Van Gelder also explains that we experience something called cognitive bias and that students are prone to belief preservation. Belief preservation is the tendency for us to cling to our initial beliefs, even if we receive new information that might contradict what we currently believe. What does this have to do with critical thinking? A critical thinker is aware of this bias, actively works to acknowledge its presence, and is open to other possibilities that may contradict what they believe. As parents and educators, we must encourage young learners very early on to question themselves, examine things from different angles, and challenge their own thinking.

In order to set young learners up for future success, pay special attention to their early learning and provide them with opportunities to grow! It’s not enough to memorize material. Real learning takes place when children have a genuine desire to understand the way that things work and why things happen. How can we do this? By instilling a genuine desire to learn. Children should be encouraged to ask questions, explore, formulate theories (and test them), all while practicing critical thinking.

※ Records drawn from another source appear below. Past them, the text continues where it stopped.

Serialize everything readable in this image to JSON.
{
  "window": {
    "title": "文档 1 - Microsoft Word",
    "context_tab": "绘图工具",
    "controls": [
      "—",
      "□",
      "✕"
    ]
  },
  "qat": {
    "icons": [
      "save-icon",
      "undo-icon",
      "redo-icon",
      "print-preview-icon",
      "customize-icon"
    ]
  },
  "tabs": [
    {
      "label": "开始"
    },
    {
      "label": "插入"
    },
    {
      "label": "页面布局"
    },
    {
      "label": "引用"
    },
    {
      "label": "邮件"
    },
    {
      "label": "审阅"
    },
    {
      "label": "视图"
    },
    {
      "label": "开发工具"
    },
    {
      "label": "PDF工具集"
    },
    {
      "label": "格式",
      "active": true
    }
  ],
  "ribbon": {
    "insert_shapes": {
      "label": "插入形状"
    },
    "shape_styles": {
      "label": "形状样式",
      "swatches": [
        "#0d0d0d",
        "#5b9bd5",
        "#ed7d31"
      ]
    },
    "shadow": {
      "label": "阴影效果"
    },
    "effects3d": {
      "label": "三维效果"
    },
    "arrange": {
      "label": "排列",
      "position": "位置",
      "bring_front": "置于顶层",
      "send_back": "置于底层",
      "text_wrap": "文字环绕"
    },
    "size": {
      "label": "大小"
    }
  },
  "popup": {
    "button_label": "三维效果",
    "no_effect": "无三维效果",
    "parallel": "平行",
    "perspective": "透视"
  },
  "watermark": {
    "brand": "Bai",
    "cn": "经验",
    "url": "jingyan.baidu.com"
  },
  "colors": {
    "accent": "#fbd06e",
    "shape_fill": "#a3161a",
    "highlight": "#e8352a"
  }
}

References

Allen, L., Kelly, B. B., & National Research Council. (2015). Child Development and Early Learning. In Transforming the Workforce for Children Birth Through Age 8: A Unifying Foundation. National Academies Press (US).

Link: https://www.nap.edu/resource/19401/BirthtoEight_brief.pdf

Ericsson, K. A., & Charness, N. (1994). Expert performance: Its structure and acquisition. American psychologist, 49(8), 725.

Link: http://web.mit.edu/6.969/www/readings/expertise.pdf

Kolb, B., & Gibb, R. (2011). Brain plasticity and behaviour in the developing brain. Journal of the Canadian Academy of Child and Adolescent Psychiatry, 20(4), 265.

Link: https://www.ncbi.nlm.nih.gov/pmc/articles/PMC3222570/?report=reader

Tierney, A. L., & Nelson III, C. A. (2009). Brain development and the role of experience in the early years. Zero to three, 30(2), 9.

Link: https://www.ncbi.nlm.nih.gov/pmc/articles/PMC3722610/

Gelder, T. V. (2005). Teaching critical thinking: Some lessons from cognitive science. College teaching, 53(1), 41-48.

Link: http://info.chesapeake.edu/blogs/fdcblog/wp-content/uploads/2011/07/Teaching-critical-thinking-van-Gelder.pdf